This is the centennial year for that giant boulder with bronze plaque attached, located at the southwest corner of Chariton's courthouse square park. Put into place during 1917, as World War I wracked Europe and not long after the United States declared war on Germany, it marks Chariton's place on the Mormon Trail.
Part of the inscription reads, "Here upon the trail September 11, 1849, was located the townsite of Chariton."
The surveyor stake where commissioners met on that date to officially put Chariton on the map was just to the southwest. And the Mormon Trail itself, which carried thousands of Mormon refugees west from the summer of 1846 until the end of the decade, reportedly crossed the current courthouse lawn in a northwesterly direction near the monument.

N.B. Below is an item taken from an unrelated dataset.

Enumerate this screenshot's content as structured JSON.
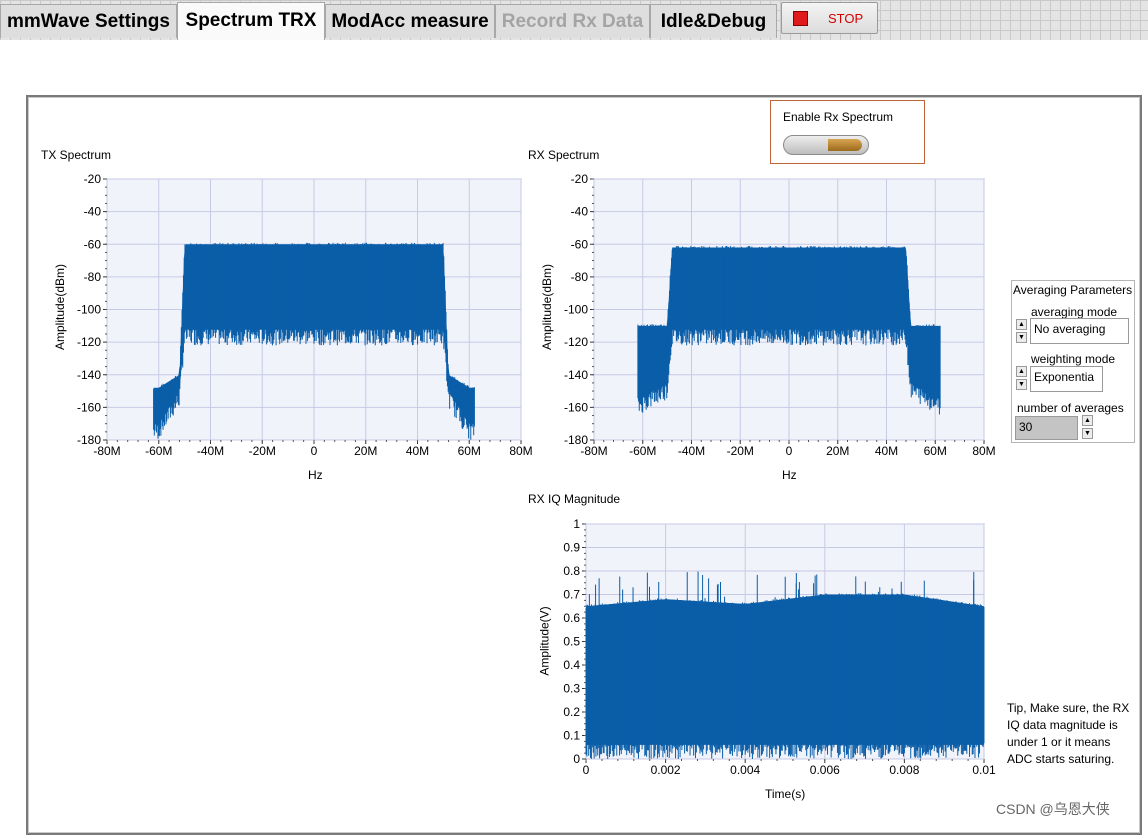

The courthouse monument and its sister monument, located along the old trail just southeast of town near the site of Buck Townsend's Chariton Point cabin, were projects of Iowa Daughters of the American Revolution who had worked for several years in conjunction with the Iowa State Historical Department to locate and mark the paths of that historic trail across the state.
And on Dec. 13, 1923, some six years after the monument had been put into place, members of Chariton's Old Thirteen Chapter, D.A.R., along with state D.A.R. officials and Edgar R. Harlan, curator of the State Historical Department, officially dedicated both.
So on Saturday morning, a century after those big rocks were moved into place, organizational descendants of those early 19th century Daughters gathered around the monument to rededicate it. In the intervening years, Chariton's Old Thirteen Chapter faded and then disappeared, but several Lucas County women now are members of the Creston-based Nancy McKay Harsh chapter --- and that chapter sponsored Saturday morning's program.
The Lucas County Historical Society Museum served as staging area for the event, so we were happy to welcome the Daughters Saturday morning as they arrived in town. After the program, followed by a flag retirement program at Veterans Memorial Park, the women returned to the museum for a business meeting, lunch and tours. It turned into a great morning.
I did not write down the names of everyone who attended Saturday morning's program, but I can tell you that Cindi Carter of Monroe, state D.A.R. regent, is standing at far left. Jane Briley, regent of the Nancy McKay Harsh Chapter, is seated to the immediate right of the monument and next to her is Jackie Beard, of Chariton. Other Chariton members of the Creston chapter are Char Asell, third from left among the standing adults; and Pam Marvin, third from the right. And fifth from the right among those standing is Russell native Dorothy (Wright) Hughes, of Mt. Ayr, also a member of the Nancy McKay Harsh Chapter.
The photo below was taken during the December, 1923, dedication ceremony. As you can see, winter coats were not needed on Saturday morning.